How long will I keep this up? I have no idea. I rather like the effect, but I also still crave coffee every now and then. Perhaps in a moment of weakness, I'll be tempted by a Snickers bar, or something, but I hope not. See you in another year.

Watty apologises:

Such is the way of the web. The second I post something, it vanishes. You'll have to take it from me, it really was rather affecting, and I wish I had contacted him now. Ah, well.

Thursday, March 06, 2003

Watty does a kind of webloggy thing, probably out of spite or something:

This isn't a link to someone else's weblog. It's more the kind of diary which I might have written when I started this, only I'm not quite ready to bare my soul so openly. The staggering thing about this guy is the almost exact parallel he has with my life. It's not a perfect fit, but it's spookily close in lots of places. Anyway, I was struck by it earlier today, and I thought he should have an infinitesimally wider audience. I also think I ought to write to him, but what if he turns out to be me...?

Watty's in reflective mood:

If you care to look back through the archives (I'm not saying you should, but if you should happen to be passing that way...) you'll discover that I started doing this a year ago today. I remember the trigger for it well enough, but I don't really know what I thought it would achieve. I just put some of my words out there for anyone who cared to look, and 12 months on, I'm still sort of doing it.

It has definitely been therapeutic for me - writing is one of the best ways I know to help me get my head round my head, if you follow me; writing in here has helped me work out how I'm really feeling about things on several occasions. It's also allowed me to complete some bits of writing I wouldn't have done otherwise; the Musical Memories project was great fun to write, but in hindsight I think I tired myself out a little, and I've never really got back into the swing of doing this regularly again.

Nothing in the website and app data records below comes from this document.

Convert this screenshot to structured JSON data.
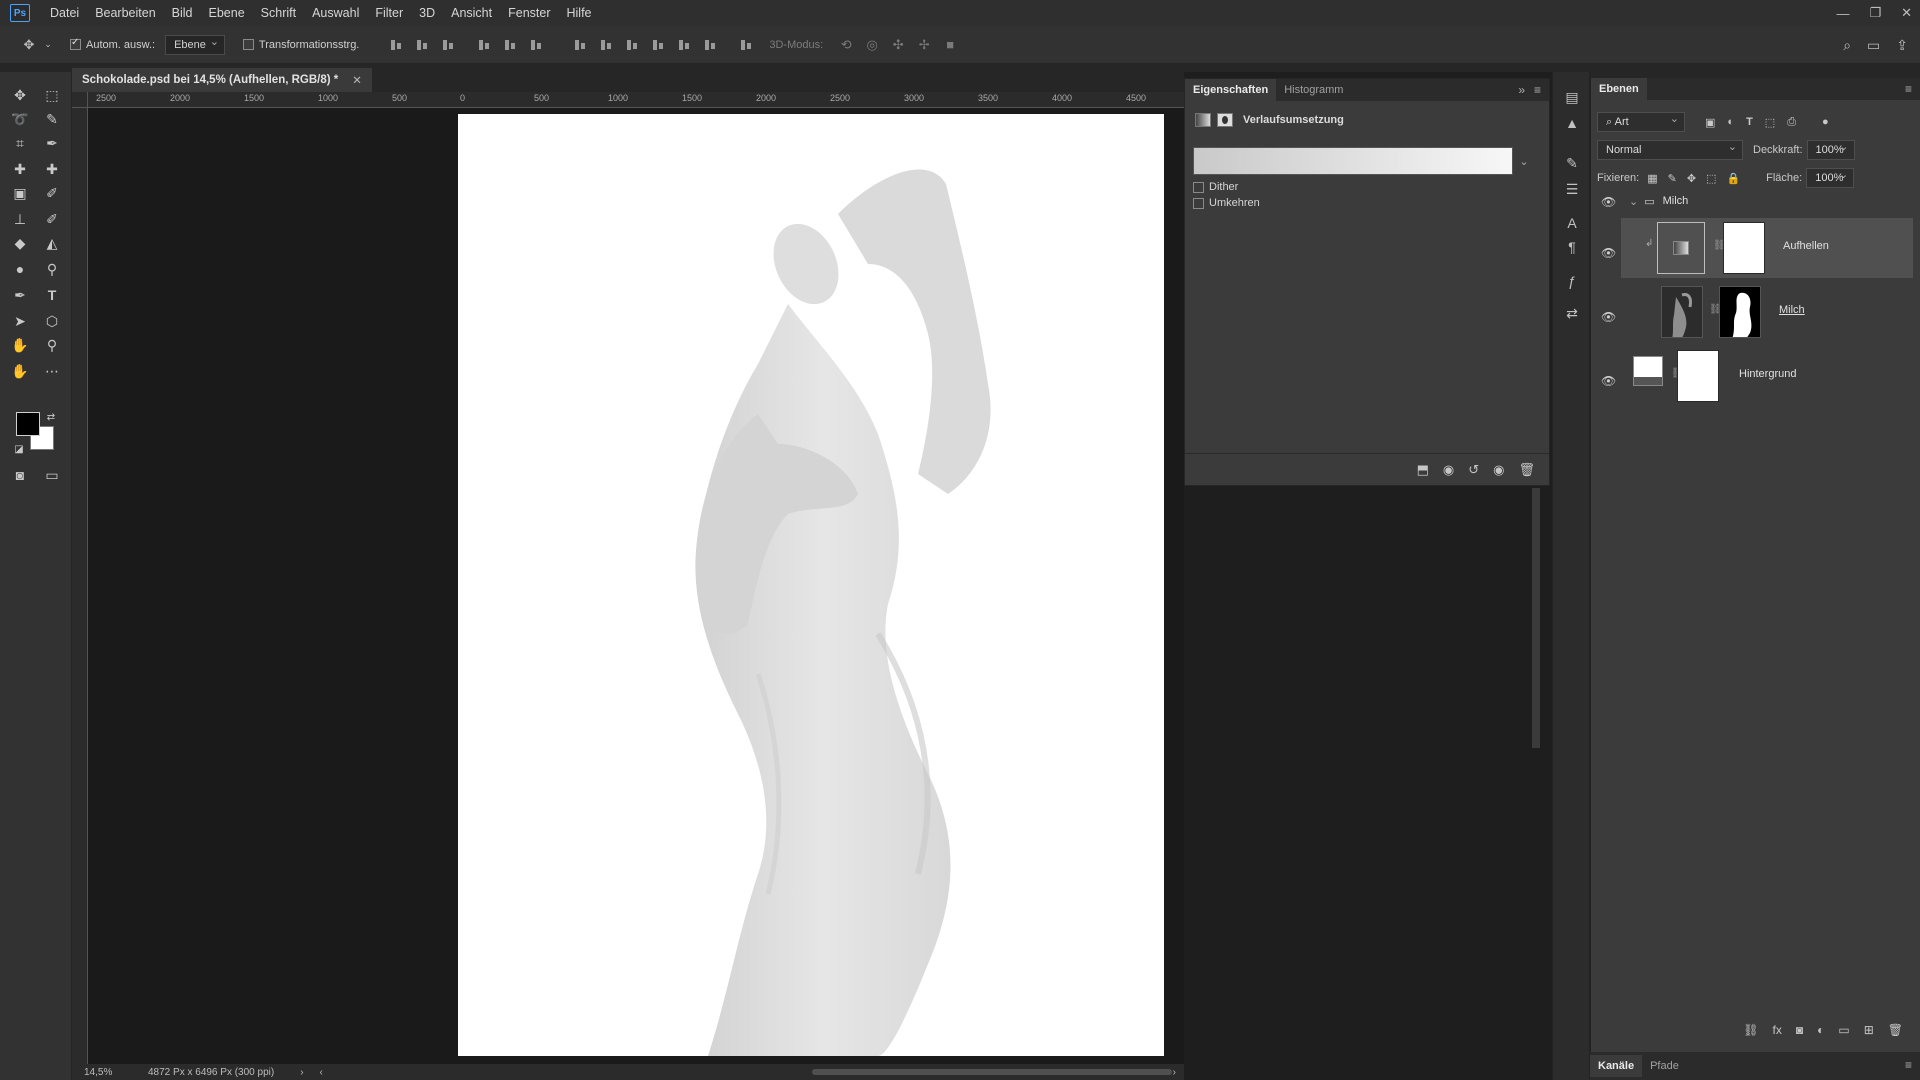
{
  "app": {
    "logo": "Ps",
    "menu": [
      "Datei",
      "Bearbeiten",
      "Bild",
      "Ebene",
      "Schrift",
      "Auswahl",
      "Filter",
      "3D",
      "Ansicht",
      "Fenster",
      "Hilfe"
    ]
  },
  "options_bar": {
    "auto_select_label": "Autom. ausw.:",
    "auto_select_checked": true,
    "auto_select_target": "Ebene",
    "transform_label": "Transformationsstrg.",
    "transform_checked": false,
    "mode3d_label": "3D-Modus:"
  },
  "document": {
    "tab_title": "Schokolade.psd bei 14,5% (Aufhellen, RGB/8) *",
    "ruler_h_labels": [
      "2500",
      "2000",
      "1500",
      "1000",
      "500",
      "0",
      "500",
      "1000",
      "1500",
      "2000",
      "2500",
      "3000",
      "3500",
      "4000",
      "4500"
    ],
    "zoom": "14,5%",
    "doc_info": "4872 Px x 6496 Px (300 ppi)"
  },
  "properties": {
    "tabs": [
      "Eigenschaften",
      "Histogramm"
    ],
    "active_tab": "Eigenschaften",
    "adjustment_name": "Verlaufsumsetzung",
    "dither_label": "Dither",
    "reverse_label": "Umkehren",
    "gradient_start": "#c9c9c9",
    "gradient_end": "#f7f7f7"
  },
  "layers_panel": {
    "title": "Ebenen",
    "filter_kind": "Art",
    "blend_mode": "Normal",
    "opacity_label": "Deckkraft:",
    "opacity_value": "100%",
    "lock_label": "Fixieren:",
    "fill_label": "Fläche:",
    "fill_value": "100%",
    "group_name": "Milch",
    "layers": [
      {
        "name": "Aufhellen"
      },
      {
        "name": "Milch"
      },
      {
        "name": "Hintergrund"
      }
    ]
  },
  "bottom_tabs": [
    "Kanäle",
    "Pfade"
  ],
  "colors": {
    "foreground": "#000000",
    "background": "#ffffff",
    "accent": "#4aa3ff"
  }
}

The Depression Index idea kind of fizzled out; I couldn't keep coming up with new ways of saying the same thing. Also, there's no doubt that I do this when I'm in a depression, and I really haven't been recently - people have even noticed that I've been more cheerful, which is good. Then I came to the conclusion that it was intruding on the lives of others a bit too much, and that I needed to make it more a place to put things I wanted to write down and less of a diary. And I'm more than aware that it's never been a weblog, however much I may have tried to make it look like one.

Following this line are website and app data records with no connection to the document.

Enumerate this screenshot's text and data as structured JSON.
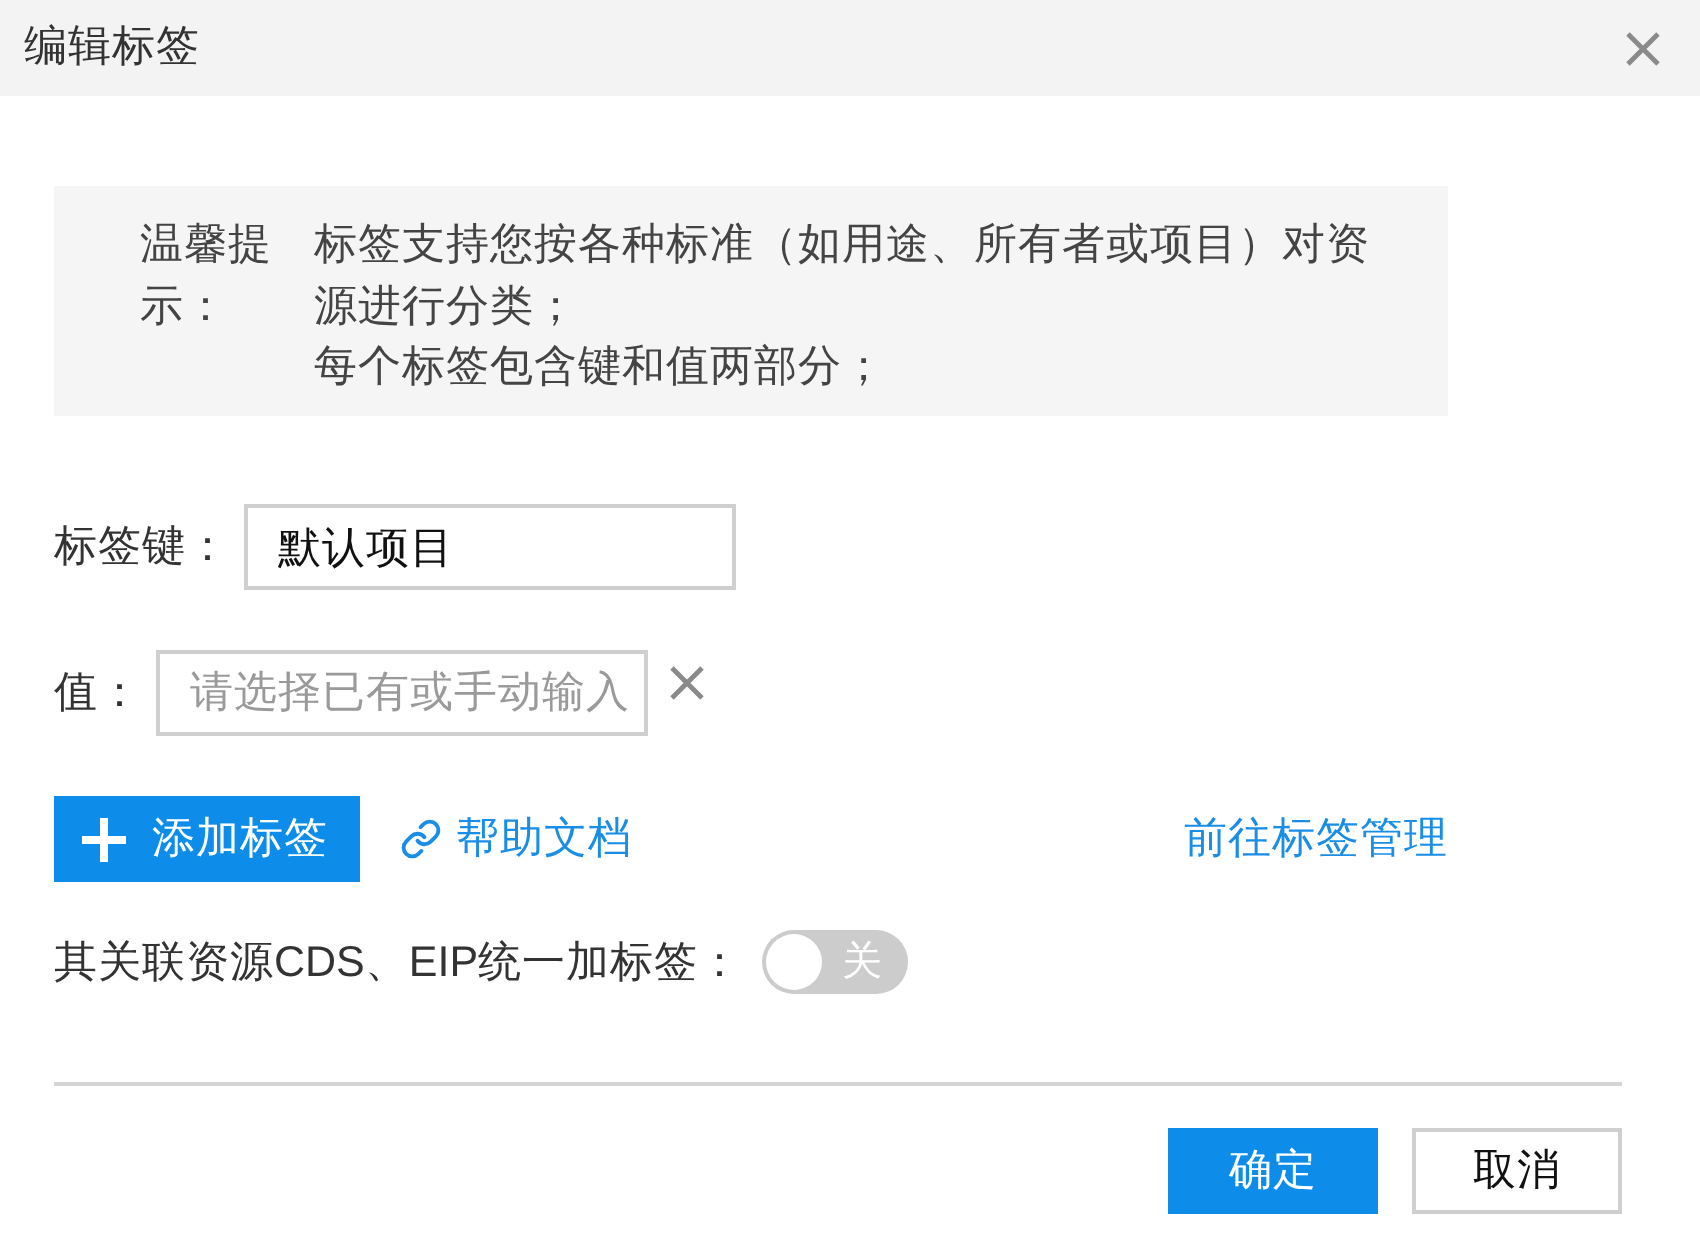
{
  "dialog": {
    "title": "编辑标签"
  },
  "tip": {
    "label": "温馨提示：",
    "lines": [
      "标签支持您按各种标准（如用途、所有者或项目）对资源进行分类；",
      "每个标签包含键和值两部分；"
    ]
  },
  "fields": [
    {
      "label": "标签键：",
      "value": "默认项目",
      "removable": false
    },
    {
      "label": "值：",
      "placeholder": "请选择已有或手动输入",
      "removable": true
    }
  ],
  "actions": {
    "add_button": "添加标签",
    "help_link": "帮助文档",
    "manage_link": "前往标签管理"
  },
  "sync": {
    "label": "其关联资源CDS、EIP统一加标签：",
    "toggle": {
      "on": false,
      "text": "关"
    }
  },
  "footer": {
    "buttons": [
      {
        "label": "确定",
        "kind": "primary"
      },
      {
        "label": "取消",
        "kind": "secondary"
      }
    ]
  }
}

All of which leads to absolutely no conclusion whatsoever. I'm still here, I feel better about myself than I did a year ago (there's another significant anniversary coming up in a few days which may have an influence on that); I like doing bits of random writing, and for those reasons if no other, I shall continue to come here and post things. I can't tell if there will be devastating insights or chunks of orphaned fiction, or reviews of concerts, or more nostalgic ramblings, or something else altogether which I haven't thought of yet.

Or mabe it will turn into a weblog. You never know. In any event, Happy Birthday ...if you must; and thank you for reading this far.

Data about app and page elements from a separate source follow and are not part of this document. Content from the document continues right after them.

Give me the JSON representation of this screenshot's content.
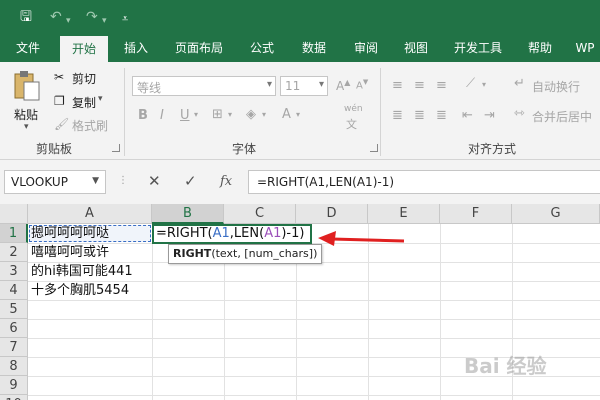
{
  "quick_access": {
    "save_icon": "save-icon",
    "undo_icon": "undo-icon",
    "redo_icon": "redo-icon",
    "customize_icon": "customize-icon"
  },
  "tabs": [
    "文件",
    "开始",
    "插入",
    "页面布局",
    "公式",
    "数据",
    "审阅",
    "视图",
    "开发工具",
    "帮助",
    "WP"
  ],
  "active_tab": "开始",
  "clipboard": {
    "paste": "粘贴",
    "cut": "剪切",
    "copy": "复制",
    "format_painter": "格式刷",
    "label": "剪贴板"
  },
  "font": {
    "name_placeholder": "等线",
    "size": "11",
    "bold": "B",
    "italic": "I",
    "underline": "U",
    "wen": "wén",
    "label": "字体"
  },
  "alignment": {
    "wrap_text": "自动换行",
    "merge_center": "合并后居中",
    "label": "对齐方式"
  },
  "formula_bar": {
    "name_box": "VLOOKUP",
    "cancel": "✕",
    "enter": "✓",
    "fx": "fx",
    "formula": "=RIGHT(A1,LEN(A1)-1)"
  },
  "columns": [
    "A",
    "B",
    "C",
    "D",
    "E",
    "F",
    "G"
  ],
  "rows": [
    "1",
    "2",
    "3",
    "4",
    "5",
    "6",
    "7",
    "8",
    "9",
    "10"
  ],
  "cells": {
    "A1": "摁呵呵呵呵哒",
    "A2": "嘻嘻呵呵或许",
    "A3": "的hi韩国可能441",
    "A4": "十多个胸肌5454"
  },
  "edit_cell": {
    "p1": "=RIGHT(",
    "r1": "A1",
    "p2": ",LEN(",
    "r2": "A1",
    "p3": ")-1)"
  },
  "tooltip": {
    "fn": "RIGHT",
    "args": "(text, [num_chars])"
  },
  "watermark": "Bai 经验",
  "colors": {
    "brand": "#217346",
    "arrow": "#e02020",
    "ref1": "#3a6ec5",
    "ref2": "#9b4fb9"
  }
}
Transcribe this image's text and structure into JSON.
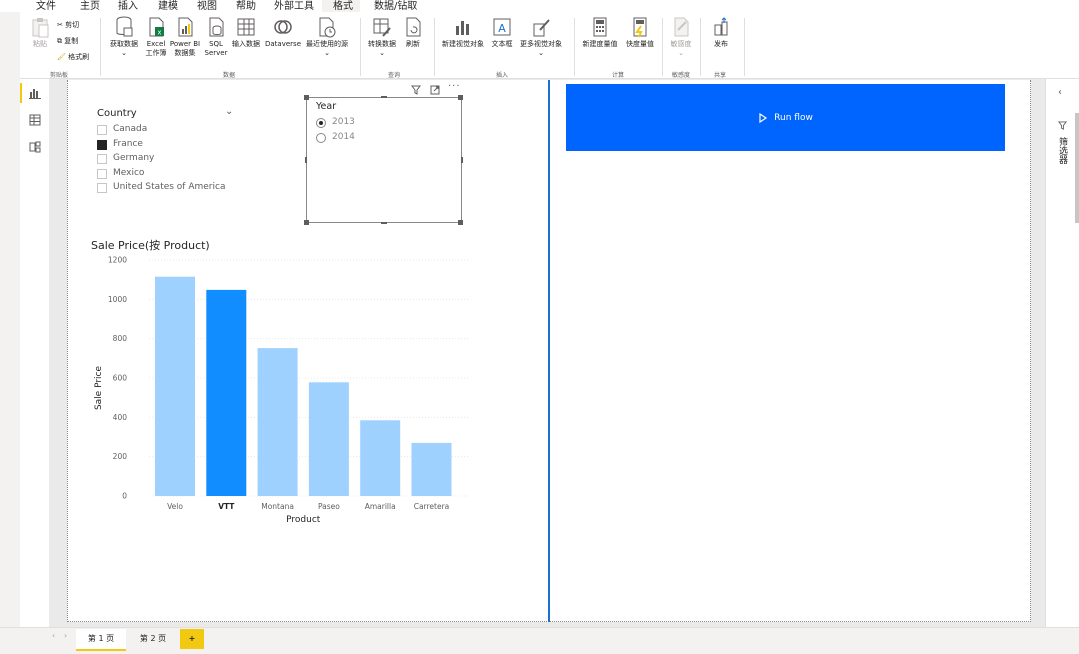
{
  "menu": {
    "tabs": [
      "文件",
      "主页",
      "插入",
      "建模",
      "视图",
      "帮助",
      "外部工具",
      "格式",
      "数据/钻取"
    ],
    "active": "主页"
  },
  "ribbon": {
    "clipboard": {
      "paste": "粘贴",
      "cut": "剪切",
      "copy": "复制",
      "format_painter": "格式刷",
      "group": "剪贴板"
    },
    "data": {
      "get_data": "获取数据",
      "excel_line1": "Excel",
      "excel_line2": "工作簿",
      "powerbi_line1": "Power BI",
      "powerbi_line2": "数据集",
      "sql_line1": "SQL",
      "sql_line2": "Server",
      "enter_data": "输入数据",
      "dataverse": "Dataverse",
      "recent_sources": "最近使用的源",
      "group": "数据"
    },
    "query": {
      "transform": "转换数据",
      "refresh": "刷新",
      "group": "查询"
    },
    "insert": {
      "new_visual": "新建视觉对象",
      "text_box": "文本框",
      "more_visuals": "更多视觉对象",
      "group": "插入"
    },
    "calculations": {
      "new_measure": "新建度量值",
      "quick_measure": "快度量值",
      "group": "计算"
    },
    "sensitivity": {
      "label": "敏感度",
      "group": "敏感度"
    },
    "share": {
      "publish": "发布",
      "group": "共享"
    }
  },
  "country_slicer": {
    "title": "Country",
    "items": [
      {
        "label": "Canada",
        "checked": false
      },
      {
        "label": "France",
        "checked": true
      },
      {
        "label": "Germany",
        "checked": false
      },
      {
        "label": "Mexico",
        "checked": false
      },
      {
        "label": "United States of America",
        "checked": false
      }
    ]
  },
  "year_slicer": {
    "title": "Year",
    "options": [
      {
        "label": "2013",
        "selected": true
      },
      {
        "label": "2014",
        "selected": false
      }
    ]
  },
  "chart_data": {
    "type": "bar",
    "title": "Sale Price(按 Product)",
    "xlabel": "Product",
    "ylabel": "Sale Price",
    "categories": [
      "Velo",
      "VTT",
      "Montana",
      "Paseo",
      "Amarilla",
      "Carretera"
    ],
    "values": [
      1115,
      1048,
      752,
      578,
      385,
      270
    ],
    "highlighted": "VTT",
    "ylim": [
      0,
      1200
    ],
    "yticks": [
      0,
      200,
      400,
      600,
      800,
      1000,
      1200
    ],
    "colors": {
      "bar": "#9fd1ff",
      "highlight": "#118dff"
    },
    "grid": true
  },
  "run_flow": {
    "label": "Run flow",
    "color": "#0065ff"
  },
  "right_pane": {
    "filters_label": "筛选器"
  },
  "pages": {
    "tabs": [
      "第 1 页",
      "第 2 页"
    ],
    "active": "第 1 页",
    "add": "+"
  }
}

Monday, March 03, 2003

Watty's fairly triumphant, really:

Project concluded, which is to say: phase 1 of project concluded - there's a lot more to come, but none of it should involve sleepless nighs and working weekends. And yes, I am mildly triumphant - well planned, and well-executed, it all has gone at least as well as could have been expected. I may have some time to write some stuff in here shortly. Probably. Maybe.